The running joke of the season is that Peyton Manning is the Most Valuable Player in the NFL. After all, the Colts, a perennial contender with Manning running the offense, are winless and meaningless.
But we knew months ago that Manning's status for the season was questionable, thanks to a neck injury. There were few expectations with Curtis Painter (and now Dan Orlovsky), and while no one expected a winless season, the ceiling for the Colts this season was low enough that Maurice Jones-Drew would have to crouch.
Add to the fact that Colts fans have experienced such success over Manning's career, and the fans, and team, can't be too disappointed about one terrible year.
On the other hand, Chicago was 7-3 and fans were thinking NFC championship rematch with Green Bay, when the news of Jay Cutler's thumb injury trickled out hours after the team's 23-10 win over San Diego. There was hope in Chicago, as Cutler was really starting to jell with his teammates, and now it's gone.
Many Bears fans, perhaps spurred by a fair and conscientious media, thought Caleb Hanie could steer the team to the playoffs, and then Cutler could return. After all, the team had a cakewalk of a schedule, three more AFC West teams, Seattle and Minnesota, with a definite L on the schedule in Green Bay.

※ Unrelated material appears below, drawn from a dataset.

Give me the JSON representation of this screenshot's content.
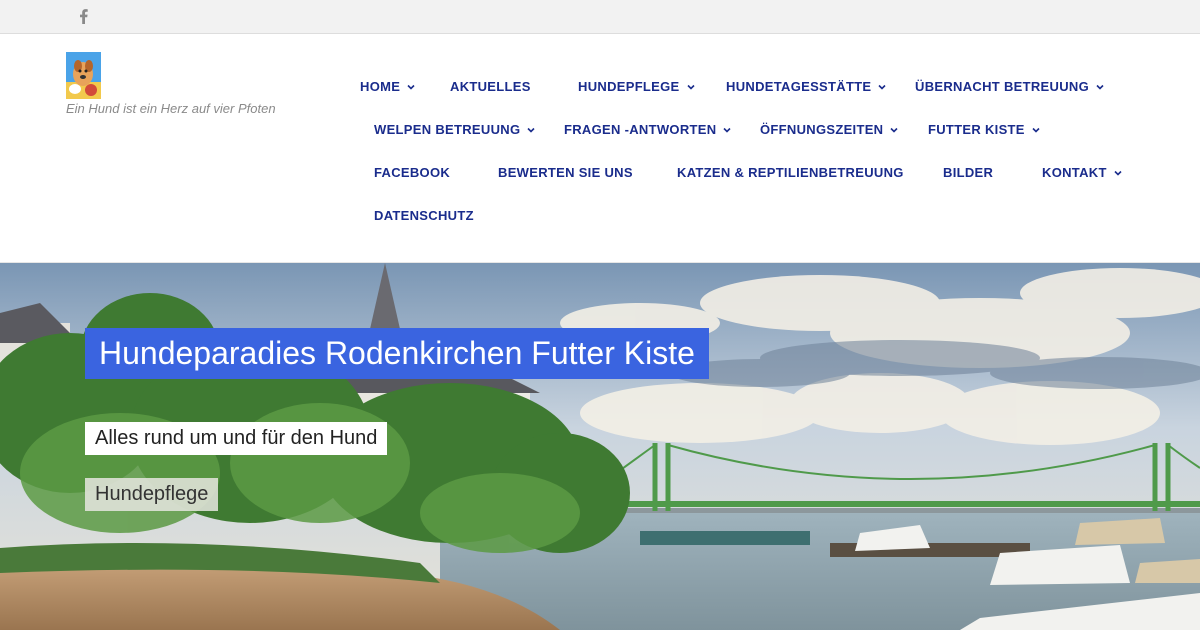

But Hanie has proven incapable of directing this team, and the Bears have lost three straight to mediocre-to-worse competition. The Bears offense is even worse than the Colts, and it's killed the season.
With Cutler, the Bears would likely have nine wins right now (we'll give Oakland the win), and be poised for an interesting postseason. Without Cutler, the Bears don't have a chance.

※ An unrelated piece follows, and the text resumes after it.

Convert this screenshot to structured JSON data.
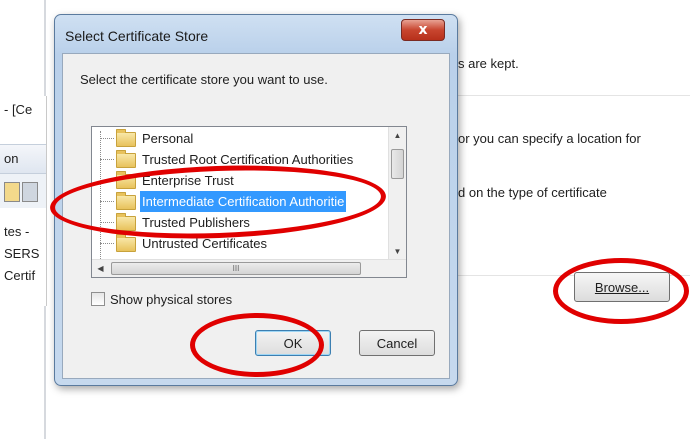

The pain of losing Manning was felt early on, but since subsided. The Colts remind me of the 1996-97 San Antonio Spurs, who went 20-62 with David Robinson playing just six games. That allowed them to draft Tim Duncan and the rest is history. Similarly, Manning's injury could allow the Colts to draft Andrew Luck, even if it causes some friction, this freefall would be worth it.
Cutler's injury has no upside, it just stinks.
Jon Greenberg is a columnist for ESPNChicago.com.